- Yesterday the Electoral College delegates voted, 365 for Barack Obama and 173 for John McCain. How did the markets do?
To compare, here is my map the night before the election and the final results. The leaning category had Obama at 364. The markets leaned the wrong way for Missouri and Indiana, their 11 electoral votes canceling each other out. The extra vote for Obama came from a quirk in Nebraska that the Intrade markets didn't cover: Nebraska splits their votes based on congressional delegations, one of which went to Obama.
Indiana and Missouri were the most likely Republican and Democratic states to switch sides according to the markets, which mean the markets did very well this year again. Had every state leaned the right way (again), one would wonder if the probabilities in each state had any meaning beyond being above or below 50%.
Many argue the markets just followed the predictions based on polls like Nate Silver's fivethirtyeight.com. True to a point, Silver did amazingly well and the markets smartly trusted him. But the markets also did very well in 2004 without Silver. One can aggregate polls and other information using hours upon hours of analysis or one can just trust the markets to get essentially equally good results with little effort.
In some other prediction market news: A couple of years ago, Tradesports spun off their non-sports markets into a new site Intrade.
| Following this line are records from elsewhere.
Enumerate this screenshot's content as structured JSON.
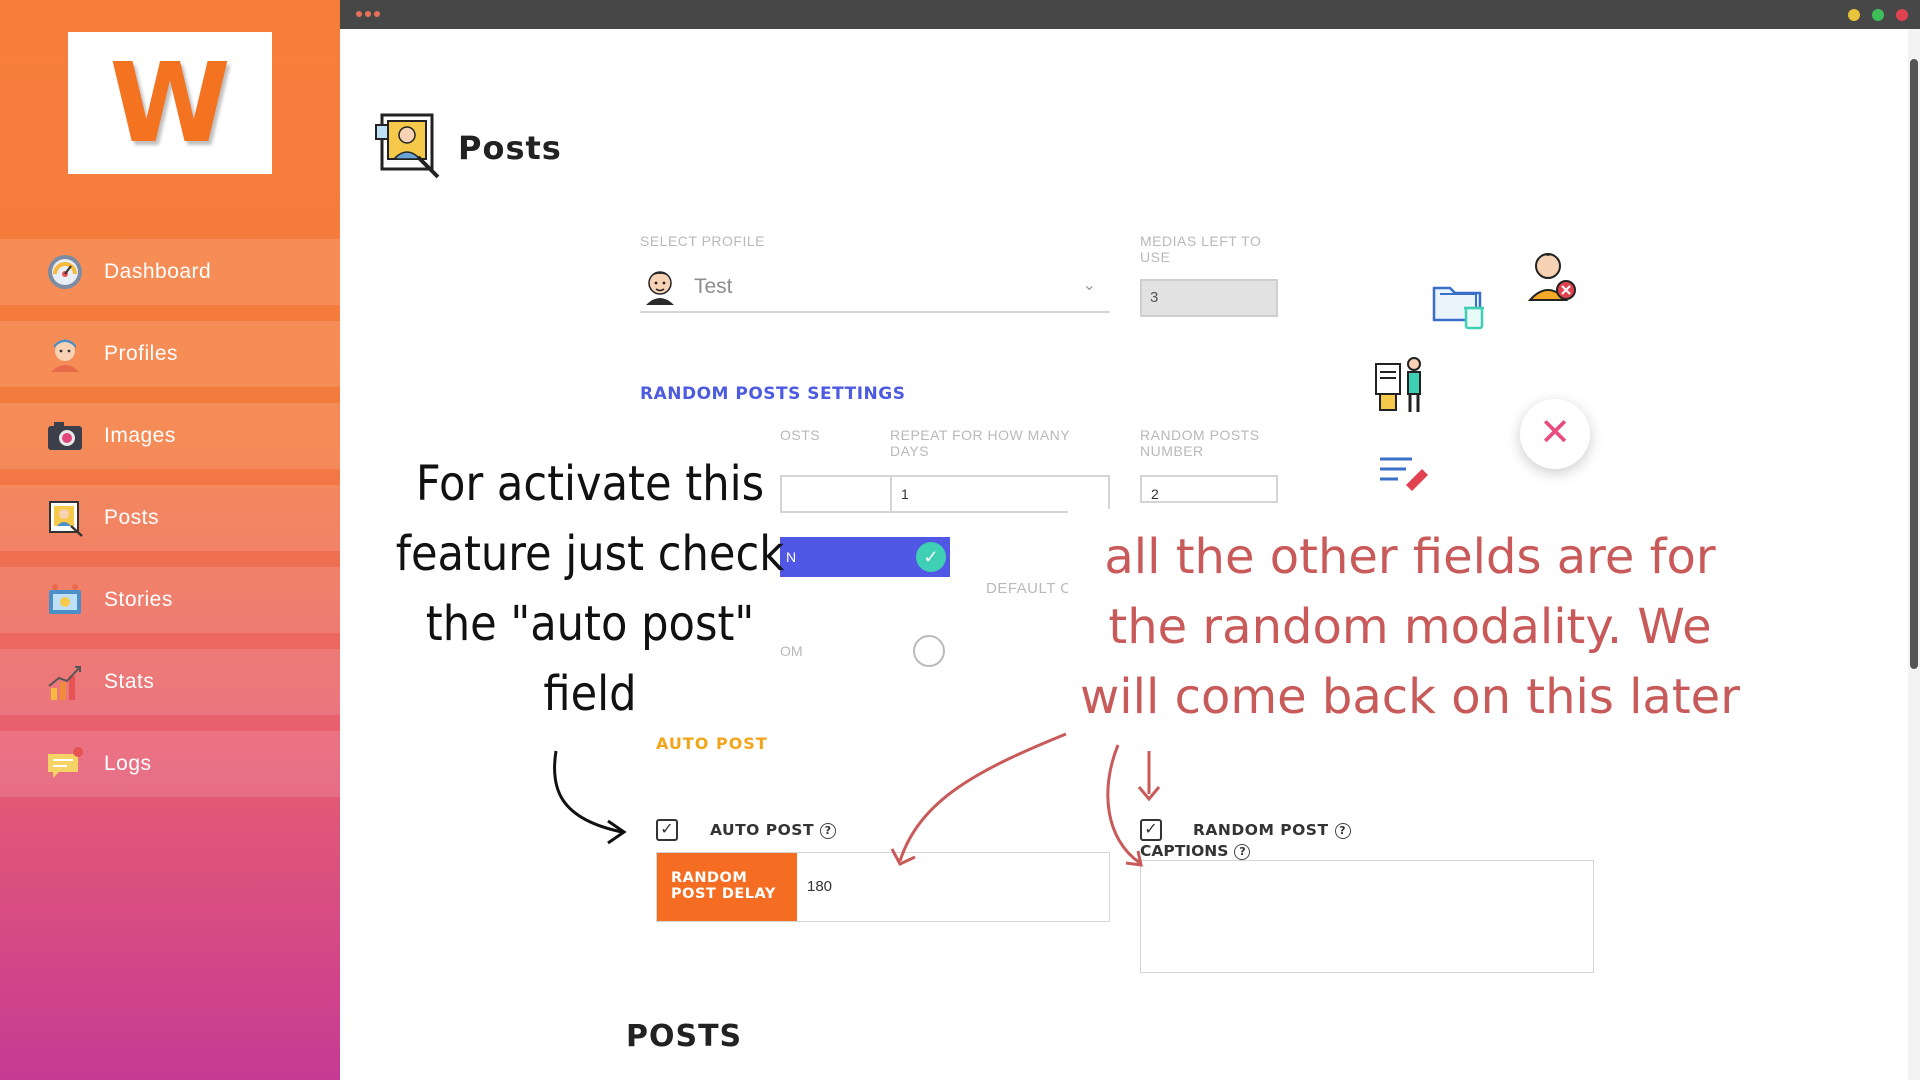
{
  "logo": {
    "letter": "W"
  },
  "sidebar": {
    "items": [
      {
        "label": "Dashboard",
        "icon": "dashboard-gauge-icon"
      },
      {
        "label": "Profiles",
        "icon": "user-avatar-icon"
      },
      {
        "label": "Images",
        "icon": "camera-icon"
      },
      {
        "label": "Posts",
        "icon": "posts-portrait-icon"
      },
      {
        "label": "Stories",
        "icon": "stories-icon"
      },
      {
        "label": "Stats",
        "icon": "bar-chart-icon"
      },
      {
        "label": "Logs",
        "icon": "chat-notification-icon"
      }
    ]
  },
  "page": {
    "title": "Posts"
  },
  "form": {
    "select_profile_label": "SELECT PROFILE",
    "profile_value": "Test",
    "medias_left_label": "MEDIAS LEFT TO USE",
    "medias_left_value": "3",
    "section_title": "RANDOM POSTS SETTINGS",
    "col1_label_partial": "OSTS",
    "repeat_label": "REPEAT FOR HOW MANY DAYS",
    "repeat_value": "1",
    "random_number_label": "RANDOM POSTS NUMBER",
    "random_number_value": "2",
    "toggle_partial_label": "N",
    "default_partial_label": "DEFAULT C",
    "radio_partial_label": "OM",
    "auto_post_section": "AUTO POST",
    "auto_post_label": "AUTO POST",
    "random_post_label": "RANDOM POST",
    "delay_label": "RANDOM POST DELAY",
    "delay_value": "180",
    "captions_label": "CAPTIONS",
    "help_glyph": "?"
  },
  "posts_heading": "POSTS",
  "close_glyph": "✕",
  "annotations": {
    "left_note": "For activate this feature just check the \"auto post\" field",
    "right_note": "all the other fields are for the random modality. We will come back on this later"
  },
  "colors": {
    "accent_orange": "#f46d22",
    "accent_blue": "#4d5be0",
    "toggle_blue": "#5057e5",
    "check_teal": "#3fcfb4",
    "close_pink": "#ea4d7c",
    "auto_post_yellow": "#f2a51a",
    "annotation_red": "#c85a5a"
  }
}
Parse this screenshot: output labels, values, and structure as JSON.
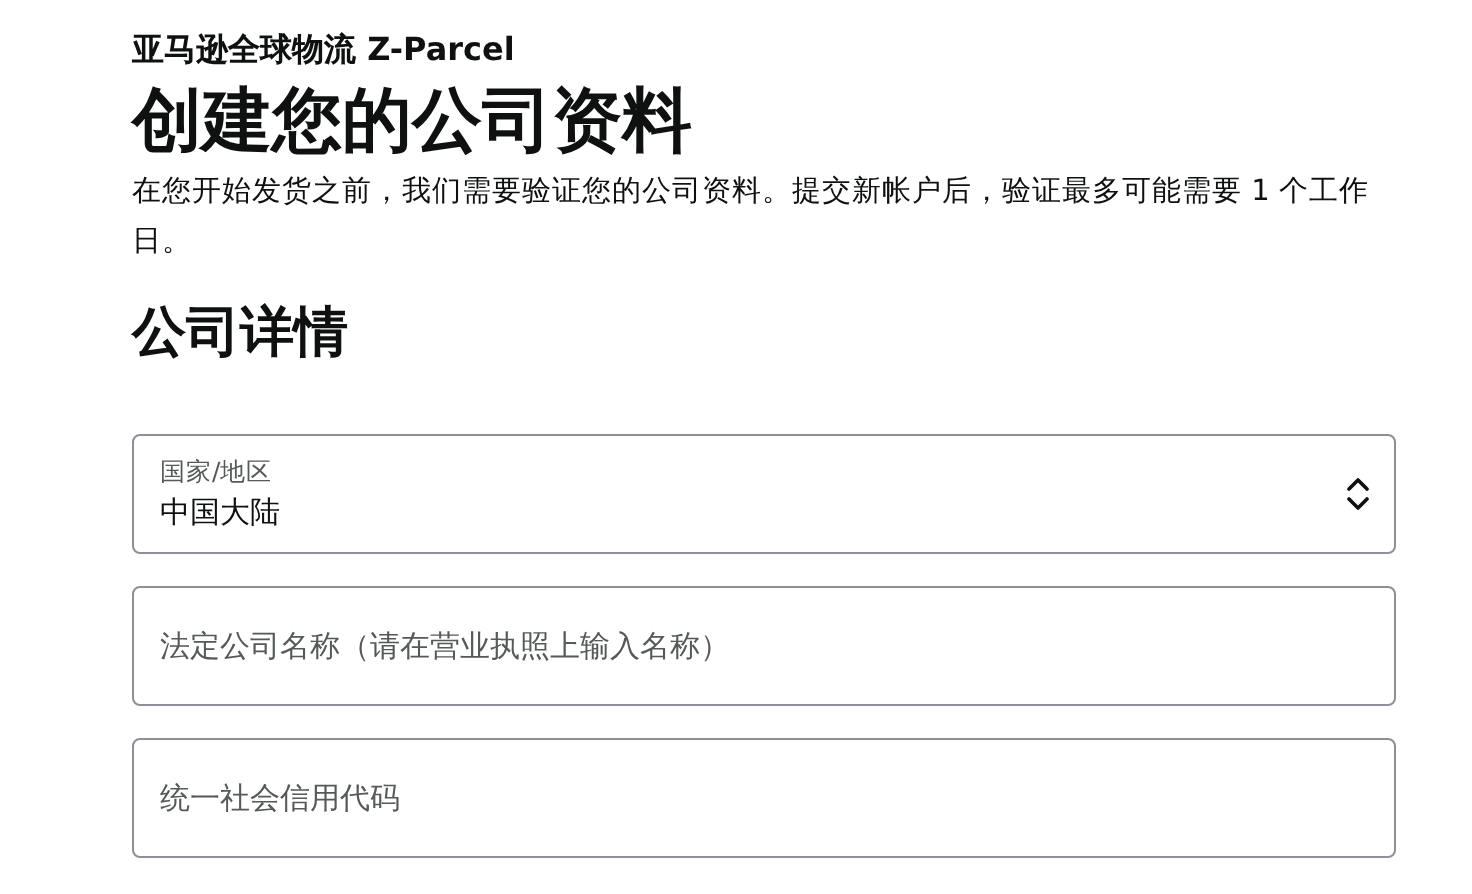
{
  "brand": "亚马逊全球物流 Z-Parcel",
  "title": "创建您的公司资料",
  "intro": "在您开始发货之前，我们需要验证您的公司资料。提交新帐户后，验证最多可能需要 1 个工作日。",
  "section": "公司详情",
  "fields": [
    {
      "kind": "select",
      "label": "国家/地区",
      "value": "中国大陆"
    },
    {
      "kind": "text",
      "placeholder": "法定公司名称（请在营业执照上输入名称）"
    },
    {
      "kind": "text",
      "placeholder": "统一社会信用代码"
    }
  ]
}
Last month Tradesports shut down. Intrade still lives and hopefully it will continue to provide an exciting collection of political and other prediction markets.
Cantor Fitzgerald, owners of the Hollywood Stock Exchange, have filed with the CFTC to create real money markets based on box office receipts. Each share will pay off one-millionth of the first four weeks of the film's gross. They don't call it a prediction market since it doesn't have a binary outcome but I do because it is based on a specific time-limited event and the price should accurate reflect the expected gross of the movie.
Not market related but the big news in Illinois is of course the embarrassment of our governor right after the Obama high we've been on. At least Blagojevich will, hopefully, fade from view soon while Obama should leave a strong legacy as president that we in Illinois will remember for a long time.
Posted By Lance to Computational Complexity at 12/16/2008 08:08:00 AM